_What to work on:_ Would you return the entries exactly, with every line intact?

##############################

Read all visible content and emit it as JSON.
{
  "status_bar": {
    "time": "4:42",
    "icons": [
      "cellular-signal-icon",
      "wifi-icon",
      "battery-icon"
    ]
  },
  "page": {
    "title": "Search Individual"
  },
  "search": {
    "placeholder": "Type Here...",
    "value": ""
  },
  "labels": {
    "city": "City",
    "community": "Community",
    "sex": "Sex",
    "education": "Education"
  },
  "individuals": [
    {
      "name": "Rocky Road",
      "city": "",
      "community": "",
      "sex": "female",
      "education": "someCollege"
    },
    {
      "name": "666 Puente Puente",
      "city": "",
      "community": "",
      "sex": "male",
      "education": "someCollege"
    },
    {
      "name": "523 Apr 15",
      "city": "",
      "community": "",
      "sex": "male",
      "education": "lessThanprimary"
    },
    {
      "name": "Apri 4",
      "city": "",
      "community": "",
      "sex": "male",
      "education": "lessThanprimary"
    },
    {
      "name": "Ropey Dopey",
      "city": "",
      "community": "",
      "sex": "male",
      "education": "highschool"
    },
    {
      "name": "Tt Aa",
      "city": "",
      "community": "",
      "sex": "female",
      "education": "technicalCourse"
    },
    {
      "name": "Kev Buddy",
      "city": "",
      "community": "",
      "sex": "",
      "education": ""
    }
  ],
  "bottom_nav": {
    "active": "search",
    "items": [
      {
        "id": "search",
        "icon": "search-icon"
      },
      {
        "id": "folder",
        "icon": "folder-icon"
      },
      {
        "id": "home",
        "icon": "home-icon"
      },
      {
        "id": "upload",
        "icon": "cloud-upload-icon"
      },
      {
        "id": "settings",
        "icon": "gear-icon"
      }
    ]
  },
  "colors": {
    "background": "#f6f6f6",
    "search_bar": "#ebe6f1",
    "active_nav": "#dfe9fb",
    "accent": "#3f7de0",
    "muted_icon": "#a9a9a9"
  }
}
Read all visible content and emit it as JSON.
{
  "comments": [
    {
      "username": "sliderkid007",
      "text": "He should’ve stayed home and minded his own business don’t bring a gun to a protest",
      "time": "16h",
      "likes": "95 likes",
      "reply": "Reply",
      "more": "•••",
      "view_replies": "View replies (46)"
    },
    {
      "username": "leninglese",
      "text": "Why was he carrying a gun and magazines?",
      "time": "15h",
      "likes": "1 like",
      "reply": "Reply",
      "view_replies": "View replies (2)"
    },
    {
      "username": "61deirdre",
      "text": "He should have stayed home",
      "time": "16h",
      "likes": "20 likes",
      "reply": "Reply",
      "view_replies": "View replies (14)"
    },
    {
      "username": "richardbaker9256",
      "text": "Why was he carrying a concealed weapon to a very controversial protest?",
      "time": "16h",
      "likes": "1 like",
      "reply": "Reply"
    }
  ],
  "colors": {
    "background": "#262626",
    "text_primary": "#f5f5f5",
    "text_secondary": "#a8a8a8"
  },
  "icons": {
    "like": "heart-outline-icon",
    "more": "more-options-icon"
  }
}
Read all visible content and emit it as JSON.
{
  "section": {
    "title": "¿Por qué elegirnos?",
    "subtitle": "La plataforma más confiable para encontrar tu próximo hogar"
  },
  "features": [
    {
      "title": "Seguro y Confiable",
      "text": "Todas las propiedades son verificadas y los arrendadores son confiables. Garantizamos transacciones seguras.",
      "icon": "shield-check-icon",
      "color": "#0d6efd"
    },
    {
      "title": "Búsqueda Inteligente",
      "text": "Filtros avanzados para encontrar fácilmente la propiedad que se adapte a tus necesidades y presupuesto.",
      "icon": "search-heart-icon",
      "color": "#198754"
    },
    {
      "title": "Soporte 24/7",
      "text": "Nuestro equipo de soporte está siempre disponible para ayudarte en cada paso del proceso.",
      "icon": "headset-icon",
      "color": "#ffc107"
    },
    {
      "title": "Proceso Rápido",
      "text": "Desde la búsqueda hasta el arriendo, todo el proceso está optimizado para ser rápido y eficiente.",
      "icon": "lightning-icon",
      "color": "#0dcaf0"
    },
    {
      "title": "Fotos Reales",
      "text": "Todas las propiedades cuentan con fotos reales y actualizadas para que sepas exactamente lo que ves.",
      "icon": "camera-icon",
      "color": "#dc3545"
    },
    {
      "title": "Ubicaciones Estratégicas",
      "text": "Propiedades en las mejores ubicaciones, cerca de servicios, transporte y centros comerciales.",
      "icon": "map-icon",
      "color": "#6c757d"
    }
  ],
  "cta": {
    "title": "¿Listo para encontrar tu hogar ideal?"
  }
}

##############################

_Result of the task:_
Read all visible content and emit it as JSON.
{
  "status_bar": {
    "time": "4:42",
    "icons": [
      "cellular-signal-icon",
      "wifi-icon",
      "battery-icon"
    ]
  },
  "page": {
    "title": "Search Individual"
  },
  "search": {
    "placeholder": "Type Here...",
    "value": ""
  },
  "labels": {
    "city": "City",
    "community": "Community",
    "sex": "Sex",
    "education": "Education"
  },
  "individuals": [
    {
      "name": "Rocky Road",
      "city": "",
      "community": "",
      "sex": "female",
      "education": "someCollege"
    },
    {
      "name": "666 Puente Puente",
      "city": "",
      "community": "",
      "sex": "male",
      "education": "someCollege"
    },
    {
      "name": "523 Apr 15",
      "city": "",
      "community": "",
      "sex": "male",
      "education": "lessThanprimary"
    },
    {
      "name": "Apri 4",
      "city": "",
      "community": "",
      "sex": "male",
      "education": "lessThanprimary"
    },
    {
      "name": "Ropey Dopey",
      "city": "",
      "community": "",
      "sex": "male",
      "education": "highschool"
    },
    {
      "name": "Tt Aa",
      "city": "",
      "community": "",
      "sex": "female",
      "education": "technicalCourse"
    },
    {
      "name": "Kev Buddy",
      "city": "",
      "community": "",
      "sex": "",
      "education": ""
    }
  ],
  "bottom_nav": {
    "active": "search",
    "items": [
      {
        "id": "search",
        "icon": "search-icon"
      },
      {
        "id": "folder",
        "icon": "folder-icon"
      },
      {
        "id": "home",
        "icon": "home-icon"
      },
      {
        "id": "upload",
        "icon": "cloud-upload-icon"
      },
      {
        "id": "settings",
        "icon": "gear-icon"
      }
    ]
  },
  "colors": {
    "background": "#f6f6f6",
    "search_bar": "#ebe6f1",
    "active_nav": "#dfe9fb",
    "accent": "#3f7de0",
    "muted_icon": "#a9a9a9"
  }
}
Read all visible content and emit it as JSON.
{
  "comments": [
    {
      "username": "sliderkid007",
      "text": "He should’ve stayed home and minded his own business don’t bring a gun to a protest",
      "time": "16h",
      "likes": "95 likes",
      "reply": "Reply",
      "more": "•••",
      "view_replies": "View replies (46)"
    },
    {
      "username": "leninglese",
      "text": "Why was he carrying a gun and magazines?",
      "time": "15h",
      "likes": "1 like",
      "reply": "Reply",
      "view_replies": "View replies (2)"
    },
    {
      "username": "61deirdre",
      "text": "He should have stayed home",
      "time": "16h",
      "likes": "20 likes",
      "reply": "Reply",
      "view_replies": "View replies (14)"
    },
    {
      "username": "richardbaker9256",
      "text": "Why was he carrying a concealed weapon to a very controversial protest?",
      "time": "16h",
      "likes": "1 like",
      "reply": "Reply"
    }
  ],
  "colors": {
    "background": "#262626",
    "text_primary": "#f5f5f5",
    "text_secondary": "#a8a8a8"
  },
  "icons": {
    "like": "heart-outline-icon",
    "more": "more-options-icon"
  }
}
Read all visible content and emit it as JSON.
{
  "section": {
    "title": "¿Por qué elegirnos?",
    "subtitle": "La plataforma más confiable para encontrar tu próximo hogar"
  },
  "features": [
    {
      "title": "Seguro y Confiable",
      "text": "Todas las propiedades son verificadas y los arrendadores son confiables. Garantizamos transacciones seguras.",
      "icon": "shield-check-icon",
      "color": "#0d6efd"
    },
    {
      "title": "Búsqueda Inteligente",
      "text": "Filtros avanzados para encontrar fácilmente la propiedad que se adapte a tus necesidades y presupuesto.",
      "icon": "search-heart-icon",
      "color": "#198754"
    },
    {
      "title": "Soporte 24/7",
      "text": "Nuestro equipo de soporte está siempre disponible para ayudarte en cada paso del proceso.",
      "icon": "headset-icon",
      "color": "#ffc107"
    },
    {
      "title": "Proceso Rápido",
      "text": "Desde la búsqueda hasta el arriendo, todo el proceso está optimizado para ser rápido y eficiente.",
      "icon": "lightning-icon",
      "color": "#0dcaf0"
    },
    {
      "title": "Fotos Reales",
      "text": "Todas las propiedades cuentan con fotos reales y actualizadas para que sepas exactamente lo que ves.",
      "icon": "camera-icon",
      "color": "#dc3545"
    },
    {
      "title": "Ubicaciones Estratégicas",
      "text": "Propiedades en las mejores ubicaciones, cerca de servicios, transporte y centros comerciales.",
      "icon": "map-icon",
      "color": "#6c757d"
    }
  ],
  "cta": {
    "title": "¿Listo para encontrar tu hogar ideal?"
  }
}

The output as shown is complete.